HOW TO PAINT LIGHT ON THE SIDE OF A BUILDING!

hopper
Edward Hopper
“House by the Railroad”
1925
Oil on canvas
24” x 29”
Museum of Modern Art, New York. New York

“‘All I wanted to do was paint sunlight on the side of a house,’ said Edward Hopper (or words to that effect), and there have been legions of poets and filmmakers obsessed with light. I would side with the irrational visionary romantic who says light came first, and darkness but a fleeting shadow to be swept away with more light. (“More light!” cried the great poet, dying.) Poets and painters are the natural bearers of it, and all I ever wanted to do was paint light on the walls of life.”[i]

Painters and poets are indeed the natural bearers of light.  And, it would be difficult to overestimate the influence that Edward Hopper has had on later artists.  Gail Levin has explained this very succinctly in her essay “Edward Hopper: His Legacy for Artists.”  She writes:  “Many contemporary painters work on Hopperesque themes in a realist style that he would have respected.  Cape Cod scenes by both Philip Koch and John Dowd have been compared to Hopper’s work. . . . Walter Hatke’s Room of the Sun (1979) was one of many pictures in which he explored painting sunlight in interiors in a way suggestive of Hopper’s focus on light, particularly in the latter’s celebrated Sun in an Empty Room (1963).  Hopper’s themes reappear in the gas stations, street corners, and trains of George Nick, who studied with Hopper’s friend and admirer Edwin Dickinson….”[ii]

hopper2
Philip Koch
“Equinox”
1991
Oil on canvas
40” x 60”
Courtesy of the artist

Hopper has also had an influence on several contemporary writers such as John Hollander, Tess Gallagher, Galway Kinnell, Mark Strand and especially Lawrence Ferlinghetti.  As a poet, Ferlinghetti has written about artists from every period.  He often uses the analogy for being an artist as ‘walking on a tightrope’ and applies this to everyone from Charlie Chaplin to Goya, from Morris Graves to Picasso, and from Marc Chagall to Edward Hopper.  In fact, he has paid great attention to Hopper in several poems and the two collections titled “Pictures of the Gone World” and “How to Paint Sunlight.”  In particular Ferlinghetti was inspired by a photographic portrait of Edward Hopper taken by Arnold Newman in front of Hopper’s house in Truro, Massachusetts in 1960.
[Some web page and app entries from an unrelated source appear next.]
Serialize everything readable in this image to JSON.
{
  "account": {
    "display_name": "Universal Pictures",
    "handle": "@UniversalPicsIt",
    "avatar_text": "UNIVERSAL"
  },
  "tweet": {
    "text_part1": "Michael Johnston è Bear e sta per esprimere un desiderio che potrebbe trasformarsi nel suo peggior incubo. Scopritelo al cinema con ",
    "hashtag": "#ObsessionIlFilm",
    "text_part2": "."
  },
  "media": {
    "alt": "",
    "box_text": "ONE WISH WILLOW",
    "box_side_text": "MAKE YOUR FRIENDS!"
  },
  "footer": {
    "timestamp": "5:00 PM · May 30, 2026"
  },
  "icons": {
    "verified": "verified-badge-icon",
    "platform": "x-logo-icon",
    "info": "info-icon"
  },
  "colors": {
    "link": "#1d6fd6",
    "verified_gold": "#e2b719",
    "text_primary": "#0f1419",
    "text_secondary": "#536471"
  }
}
hopper3
Arnold Newman
“Edward Hopper: Truro, Massachusetts”
1960
B & W Photograph
22 5/16” x 17 13/16”
National Portrait Gallery, Smithsonian Institution, Washington, DC.

Screen Shot 2017-04-12 at 9.13.05 AM[iii]

 


[i] Ferlinghetti, Lawrence; How to Paint Sunlight; New Directions Publishing Corporation; New York, New York; 2001; p. ix.

[ii] Lyons, Deborah and Adam D. Weinberg; Edward Hopper and the American Imagination; (including the essay “Edward Hopper:  His Legacy for Artists” by Gail Levin); W. W. Norton & Company; New York and London; 1995; pp. 115-116.

[iii] Ferlinghetti, Lawrence; “At the Hopper house” Pictures of the gone world; City Lights Publishing; San Francisco, California; 1995; #37.

2 thoughts on “HOW TO PAINT LIGHT ON THE SIDE OF A BUILDING!

  1. Dick, thanks for this wonderful essay. You know it’s funny, but the hallmark of a great work of art is how it keeps showing you something new each time you look at it or read it. Two years ago, inspired by Edward Hopper’s oil House by the Railroad, I traveled to Haverstraw, NY and spent two days painting the still-standing house that Hopper worked from for his painting. Yet as well as I thought I knew what Hopper’s oil looked like, just now as I look at the image you posted, I realize I’d never really noticed the way he changed the color of his white highlights in the house from the warmer tower to the cooler hue in the rear section. I feel like I’m seeing it for the first time.

    Liked by 1 person

    1. Thank you Phil. I know that feeling: have often made a special trip to see an old favorite painting, only to be shocked how different it is from my memory! But never disappointed, as it always adds to my understanding!

      Like

Leave a Reply

Fill in your details below or click an icon to log in:

WordPress.com Logo

You are commenting using your WordPress.com account. Log Out / Change )

Twitter picture

You are commenting using your Twitter account. Log Out / Change )

Facebook photo

You are commenting using your Facebook account. Log Out / Change )

Google+ photo

You are commenting using your Google+ account. Log Out / Change )

Connecting to %s